Exercise brief
Please print every record below exactly as it appears, but leave out the pictures.

(Entries from a dataset of interfaces)
________________
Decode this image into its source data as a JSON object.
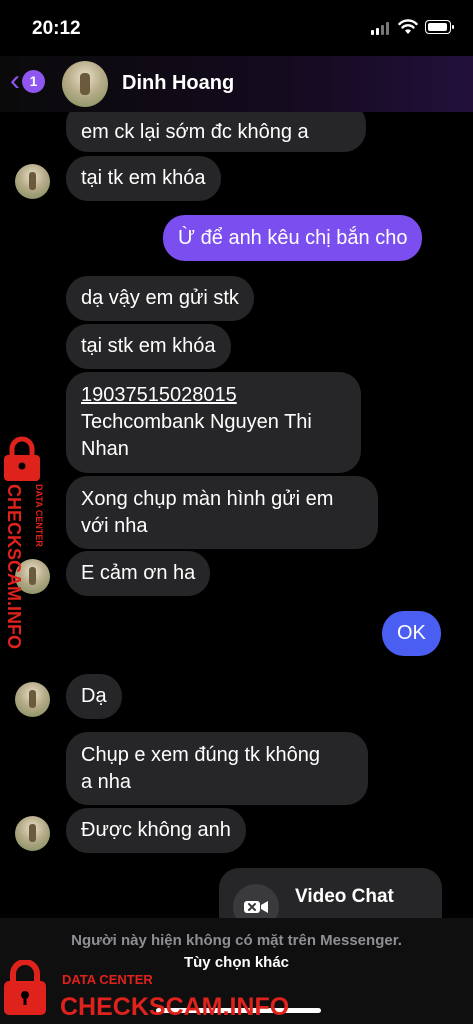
{
  "status_bar": {
    "time": "20:12"
  },
  "header": {
    "back_badge": "1",
    "contact_name": "Dinh Hoang"
  },
  "messages": [
    {
      "text": "em ck lại sớm đc không a"
    },
    {
      "text": "tại tk em khóa"
    },
    {
      "text": "Ừ để anh kêu chị bắn cho"
    },
    {
      "text": "dạ vậy em gửi stk"
    },
    {
      "text": "tại stk em khóa"
    },
    {
      "lines": [
        "19037515028015",
        "Techcombank Nguyen Thi",
        "Nhan"
      ]
    },
    {
      "lines": [
        "Xong chụp màn hình gửi em",
        "với nha"
      ]
    },
    {
      "text": "E cảm ơn ha"
    },
    {
      "text": "OK"
    },
    {
      "text": "Dạ"
    },
    {
      "lines": [
        "Chụp e xem đúng tk không",
        "a nha"
      ]
    },
    {
      "text": "Được không anh"
    }
  ],
  "video_chat": {
    "title": "Video Chat"
  },
  "footer": {
    "notice": "Người này hiện không có mặt trên Messenger.",
    "more_options": "Tùy chọn khác"
  },
  "watermark": {
    "label": "DATA CENTER",
    "brand": "CHECKSCAM.INFO"
  },
  "colors": {
    "accent_purple": "#7b4ef0",
    "accent_blue": "#4b5ef2",
    "incoming_bubble": "#262628",
    "watermark_red": "#e0221c"
  }
}
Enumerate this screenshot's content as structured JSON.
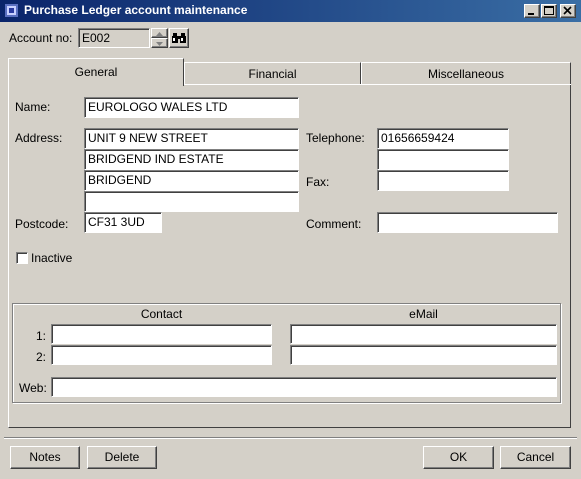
{
  "window": {
    "title": "Purchase Ledger account maintenance"
  },
  "account": {
    "label": "Account no:",
    "value": "E002"
  },
  "tabs": [
    {
      "label": "General",
      "active": true
    },
    {
      "label": "Financial",
      "active": false
    },
    {
      "label": "Miscellaneous",
      "active": false
    }
  ],
  "general": {
    "name_label": "Name:",
    "name": "EUROLOGO WALES LTD",
    "address_label": "Address:",
    "address": [
      "UNIT 9 NEW STREET",
      "BRIDGEND IND ESTATE",
      "BRIDGEND",
      ""
    ],
    "postcode_label": "Postcode:",
    "postcode": "CF31 3UD",
    "telephone_label": "Telephone:",
    "telephone": [
      "01656659424",
      ""
    ],
    "fax_label": "Fax:",
    "fax": "",
    "comment_label": "Comment:",
    "comment": "",
    "inactive_label": "Inactive",
    "inactive_checked": false
  },
  "contacts": {
    "contact_header": "Contact",
    "email_header": "eMail",
    "rows": [
      {
        "label": "1:",
        "contact": "",
        "email": ""
      },
      {
        "label": "2:",
        "contact": "",
        "email": ""
      }
    ],
    "web_label": "Web:",
    "web": ""
  },
  "buttons": {
    "notes": "Notes",
    "delete": "Delete",
    "ok": "OK",
    "cancel": "Cancel"
  },
  "colors": {
    "titlebar_start": "#0a246a",
    "titlebar_end": "#3a6ea5",
    "face": "#d4d0c8"
  },
  "icons": [
    "app-icon",
    "minimize-icon",
    "maximize-icon",
    "close-icon",
    "spin-up-icon",
    "spin-down-icon",
    "binoculars-icon"
  ]
}
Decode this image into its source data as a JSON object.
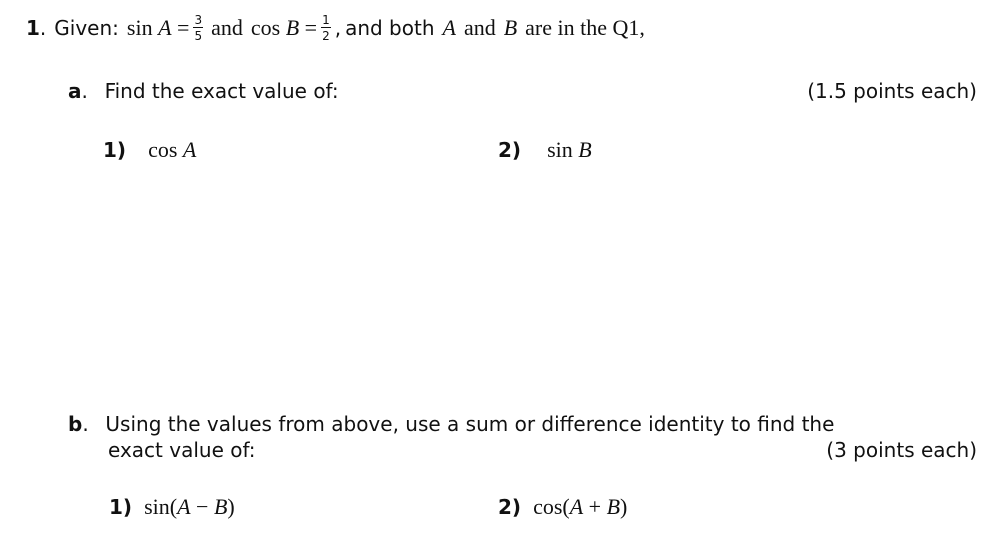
{
  "question": {
    "number": "1",
    "number_suffix": ".",
    "given_label": "Given:",
    "sinA": {
      "func": "sin",
      "var": "A",
      "equals": "=",
      "numerator": "3",
      "denominator": "5"
    },
    "and1": "and",
    "cosB": {
      "func": "cos",
      "var": "B",
      "equals": "=",
      "numerator": "1",
      "denominator": "2"
    },
    "comma": ",",
    "and_both": "and both",
    "var_A": "A",
    "and2": "and",
    "var_B": "B",
    "tail": "are in the Q1,"
  },
  "part_a": {
    "letter": "a",
    "letter_suffix": ".",
    "instruction": "Find the exact value of:",
    "points": "(1.5 points each)",
    "items": [
      {
        "label": "1)",
        "func": "cos",
        "arg": "A"
      },
      {
        "label": "2)",
        "func": "sin",
        "arg": "B"
      }
    ]
  },
  "part_b": {
    "letter": "b",
    "letter_suffix": ".",
    "instruction_line1": "Using the values from above, use a sum or difference identity to find the",
    "instruction_line2": "exact value of:",
    "points": "(3 points each)",
    "items": [
      {
        "label": "1)",
        "func": "sin",
        "open": "(",
        "a": "A",
        "op": "−",
        "b": "B",
        "close": ")"
      },
      {
        "label": "2)",
        "func": "cos",
        "open": "(",
        "a": "A",
        "op": "+",
        "b": "B",
        "close": ")"
      }
    ]
  }
}
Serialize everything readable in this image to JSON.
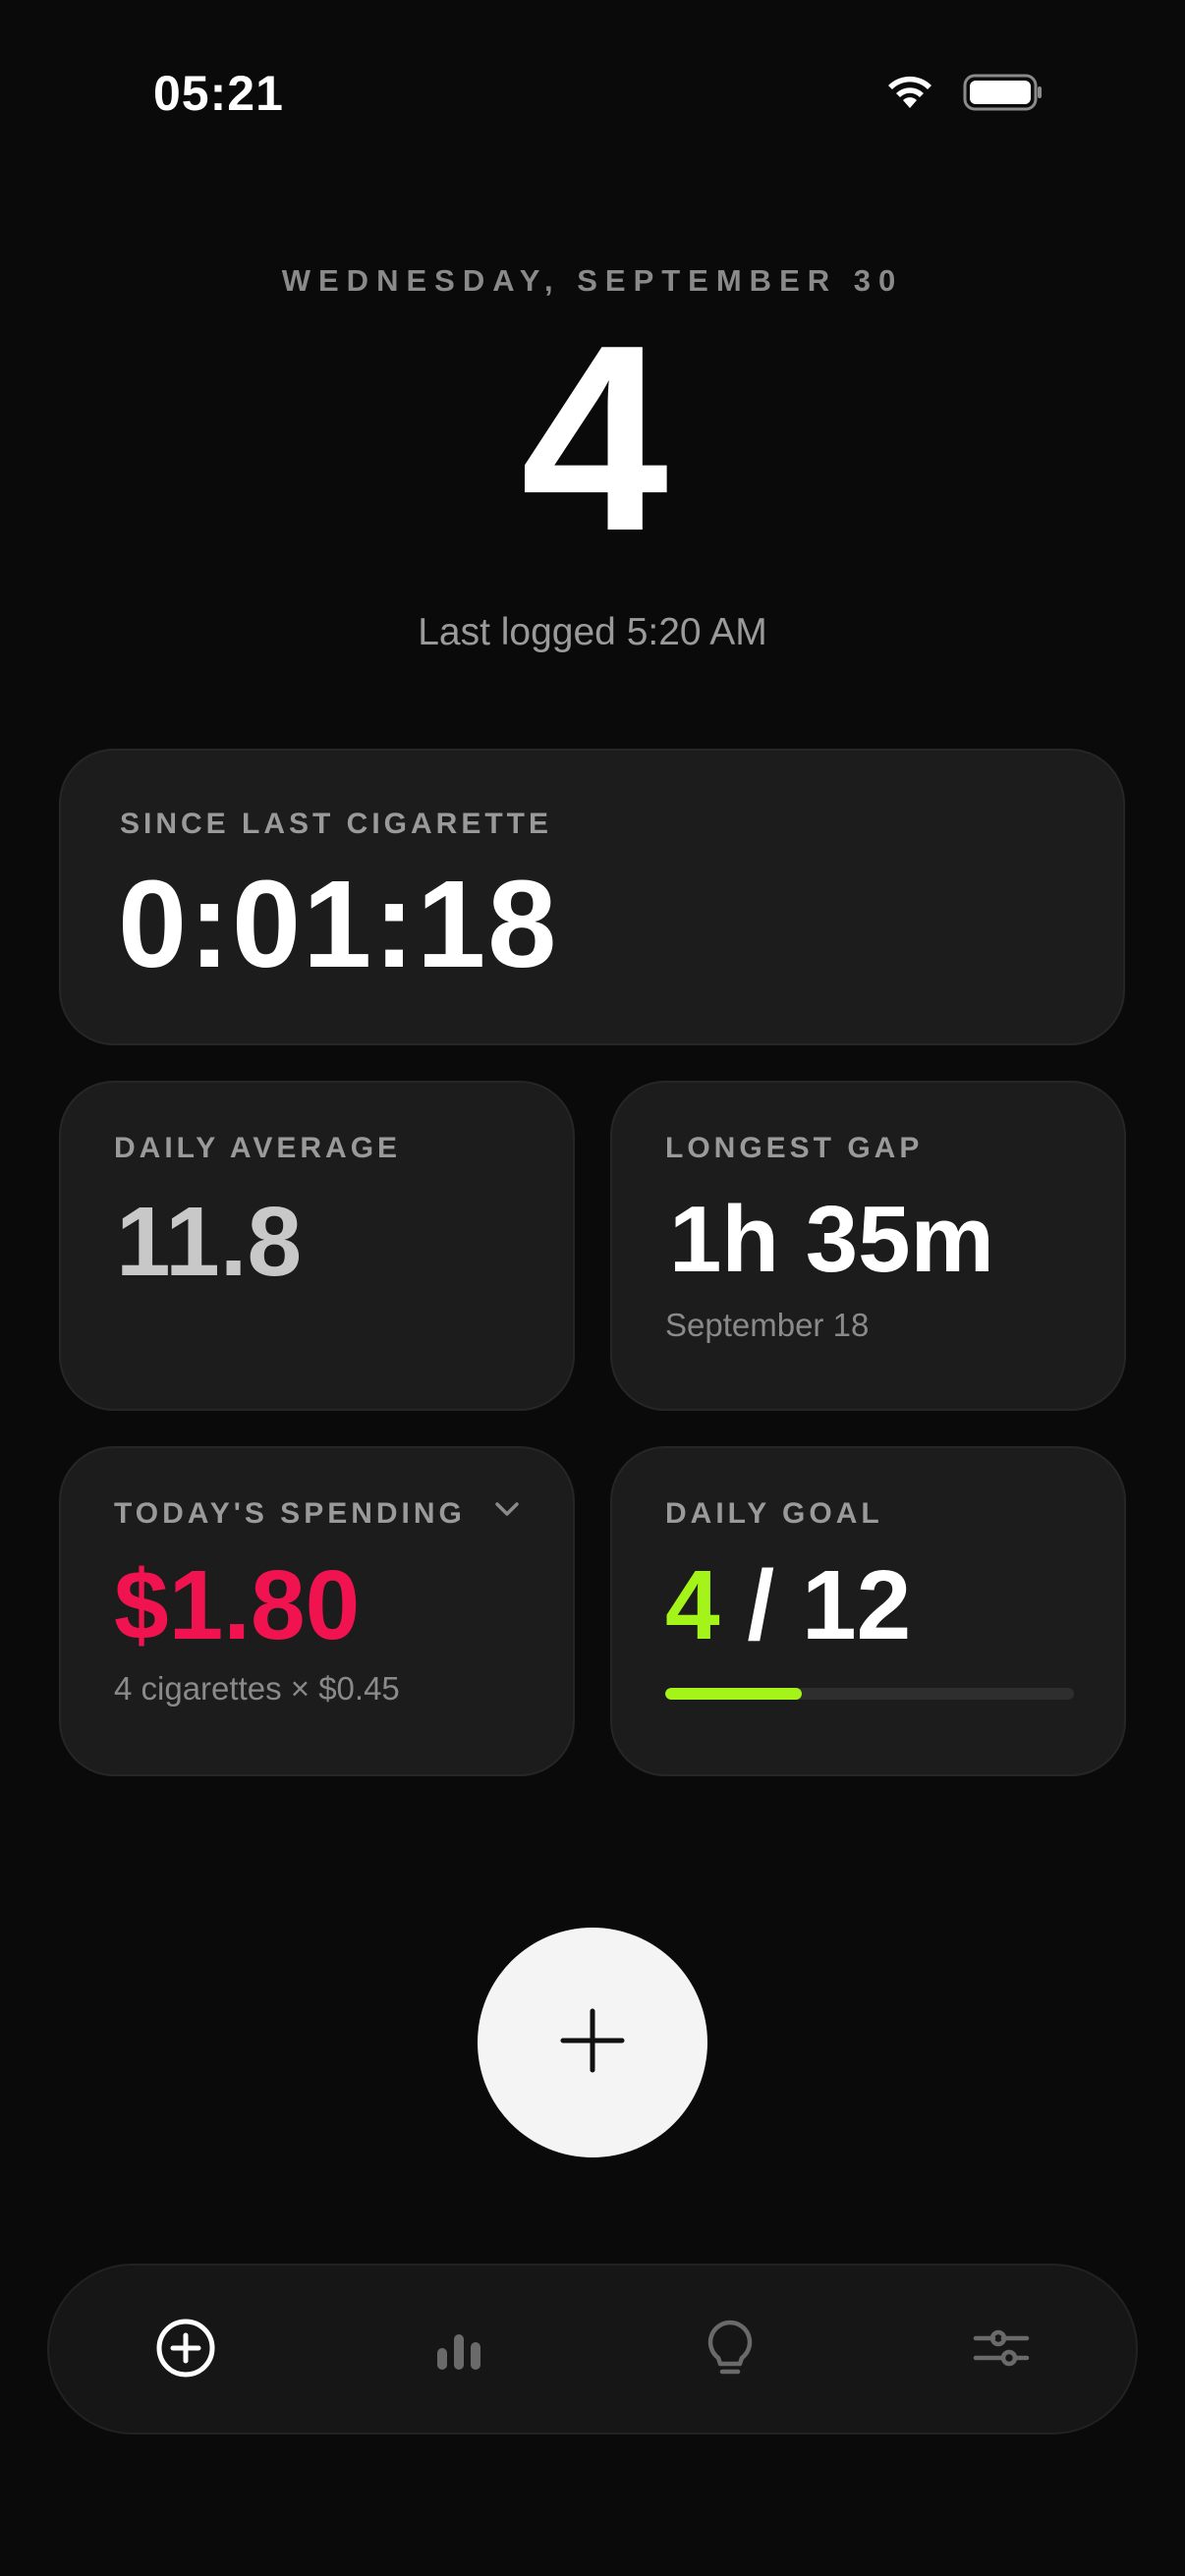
{
  "status_bar": {
    "time": "05:21"
  },
  "header": {
    "date": "WEDNESDAY, SEPTEMBER 30",
    "count": "4",
    "last_logged": "Last logged 5:20 AM"
  },
  "since_last": {
    "label": "SINCE LAST CIGARETTE",
    "value": "0:01:18"
  },
  "daily_average": {
    "label": "DAILY AVERAGE",
    "value": "11.8"
  },
  "longest_gap": {
    "label": "LONGEST GAP",
    "value": "1h 35m",
    "date": "September 18"
  },
  "spending": {
    "label": "TODAY'S SPENDING",
    "value": "$1.80",
    "detail": "4 cigarettes × $0.45",
    "value_color": "#f0134f"
  },
  "daily_goal": {
    "label": "DAILY GOAL",
    "current": "4",
    "separator": "/",
    "total": "12",
    "progress": 0.333,
    "accent_color": "#a4f41a"
  },
  "add_button": {
    "icon": "plus-icon"
  },
  "tab_bar": {
    "tabs": [
      {
        "id": "log",
        "icon": "plus-circle-icon",
        "active": true
      },
      {
        "id": "stats",
        "icon": "bar-chart-icon",
        "active": false
      },
      {
        "id": "tips",
        "icon": "lightbulb-icon",
        "active": false
      },
      {
        "id": "settings",
        "icon": "sliders-icon",
        "active": false
      }
    ]
  }
}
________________
Answer to this exercise
Decode this image into its source data as a JSON object.
{
  "status_bar": {
    "time": "20:12"
  },
  "header": {
    "back_badge": "1",
    "contact_name": "Dinh Hoang"
  },
  "messages": [
    {
      "text": "em ck lại sớm đc không a"
    },
    {
      "text": "tại tk em khóa"
    },
    {
      "text": "Ừ để anh kêu chị bắn cho"
    },
    {
      "text": "dạ vậy em gửi stk"
    },
    {
      "text": "tại stk em khóa"
    },
    {
      "lines": [
        "19037515028015",
        "Techcombank Nguyen Thi",
        "Nhan"
      ]
    },
    {
      "lines": [
        "Xong chụp màn hình gửi em",
        "với nha"
      ]
    },
    {
      "text": "E cảm ơn ha"
    },
    {
      "text": "OK"
    },
    {
      "text": "Dạ"
    },
    {
      "lines": [
        "Chụp e xem đúng tk không",
        "a nha"
      ]
    },
    {
      "text": "Được không anh"
    }
  ],
  "video_chat": {
    "title": "Video Chat"
  },
  "footer": {
    "notice": "Người này hiện không có mặt trên Messenger.",
    "more_options": "Tùy chọn khác"
  },
  "watermark": {
    "label": "DATA CENTER",
    "brand": "CHECKSCAM.INFO"
  },
  "colors": {
    "accent_purple": "#7b4ef0",
    "accent_blue": "#4b5ef2",
    "incoming_bubble": "#262628",
    "watermark_red": "#e0221c"
  }
}
Enumerate this screenshot's content as structured JSON.
{
  "window": {
    "title": "Purchase Ledger account maintenance"
  },
  "account": {
    "label": "Account no:",
    "value": "E002"
  },
  "tabs": [
    {
      "label": "General",
      "active": true
    },
    {
      "label": "Financial",
      "active": false
    },
    {
      "label": "Miscellaneous",
      "active": false
    }
  ],
  "general": {
    "name_label": "Name:",
    "name": "EUROLOGO WALES LTD",
    "address_label": "Address:",
    "address": [
      "UNIT 9 NEW STREET",
      "BRIDGEND IND ESTATE",
      "BRIDGEND",
      ""
    ],
    "postcode_label": "Postcode:",
    "postcode": "CF31 3UD",
    "telephone_label": "Telephone:",
    "telephone": [
      "01656659424",
      ""
    ],
    "fax_label": "Fax:",
    "fax": "",
    "comment_label": "Comment:",
    "comment": "",
    "inactive_label": "Inactive",
    "inactive_checked": false
  },
  "contacts": {
    "contact_header": "Contact",
    "email_header": "eMail",
    "rows": [
      {
        "label": "1:",
        "contact": "",
        "email": ""
      },
      {
        "label": "2:",
        "contact": "",
        "email": ""
      }
    ],
    "web_label": "Web:",
    "web": ""
  },
  "buttons": {
    "notes": "Notes",
    "delete": "Delete",
    "ok": "OK",
    "cancel": "Cancel"
  },
  "colors": {
    "titlebar_start": "#0a246a",
    "titlebar_end": "#3a6ea5",
    "face": "#d4d0c8"
  },
  "icons": [
    "app-icon",
    "minimize-icon",
    "maximize-icon",
    "close-icon",
    "spin-up-icon",
    "spin-down-icon",
    "binoculars-icon"
  ]
}
Decode this image into its source data as a JSON object.
{
  "question": {
    "number": "1",
    "number_suffix": ".",
    "given_label": "Given:",
    "sinA": {
      "func": "sin",
      "var": "A",
      "equals": "=",
      "numerator": "3",
      "denominator": "5"
    },
    "and1": "and",
    "cosB": {
      "func": "cos",
      "var": "B",
      "equals": "=",
      "numerator": "1",
      "denominator": "2"
    },
    "comma": ",",
    "and_both": "and both",
    "var_A": "A",
    "and2": "and",
    "var_B": "B",
    "tail": "are in the Q1,"
  },
  "part_a": {
    "letter": "a",
    "letter_suffix": ".",
    "instruction": "Find the exact value of:",
    "points": "(1.5 points each)",
    "items": [
      {
        "label": "1)",
        "func": "cos",
        "arg": "A"
      },
      {
        "label": "2)",
        "func": "sin",
        "arg": "B"
      }
    ]
  },
  "part_b": {
    "letter": "b",
    "letter_suffix": ".",
    "instruction_line1": "Using the values from above, use a sum or difference identity to find the",
    "instruction_line2": "exact value of:",
    "points": "(3 points each)",
    "items": [
      {
        "label": "1)",
        "func": "sin",
        "open": "(",
        "a": "A",
        "op": "−",
        "b": "B",
        "close": ")"
      },
      {
        "label": "2)",
        "func": "cos",
        "open": "(",
        "a": "A",
        "op": "+",
        "b": "B",
        "close": ")"
      }
    ]
  }
}
Serialize everything readable in this image to JSON.
{
  "status_bar": {
    "time": "05:21"
  },
  "header": {
    "date": "WEDNESDAY, SEPTEMBER 30",
    "count": "4",
    "last_logged": "Last logged 5:20 AM"
  },
  "since_last": {
    "label": "SINCE LAST CIGARETTE",
    "value": "0:01:18"
  },
  "daily_average": {
    "label": "DAILY AVERAGE",
    "value": "11.8"
  },
  "longest_gap": {
    "label": "LONGEST GAP",
    "value": "1h 35m",
    "date": "September 18"
  },
  "spending": {
    "label": "TODAY'S SPENDING",
    "value": "$1.80",
    "detail": "4 cigarettes × $0.45",
    "value_color": "#f0134f"
  },
  "daily_goal": {
    "label": "DAILY GOAL",
    "current": "4",
    "separator": "/",
    "total": "12",
    "progress": 0.333,
    "accent_color": "#a4f41a"
  },
  "add_button": {
    "icon": "plus-icon"
  },
  "tab_bar": {
    "tabs": [
      {
        "id": "log",
        "icon": "plus-circle-icon",
        "active": true
      },
      {
        "id": "stats",
        "icon": "bar-chart-icon",
        "active": false
      },
      {
        "id": "tips",
        "icon": "lightbulb-icon",
        "active": false
      },
      {
        "id": "settings",
        "icon": "sliders-icon",
        "active": false
      }
    ]
  }
}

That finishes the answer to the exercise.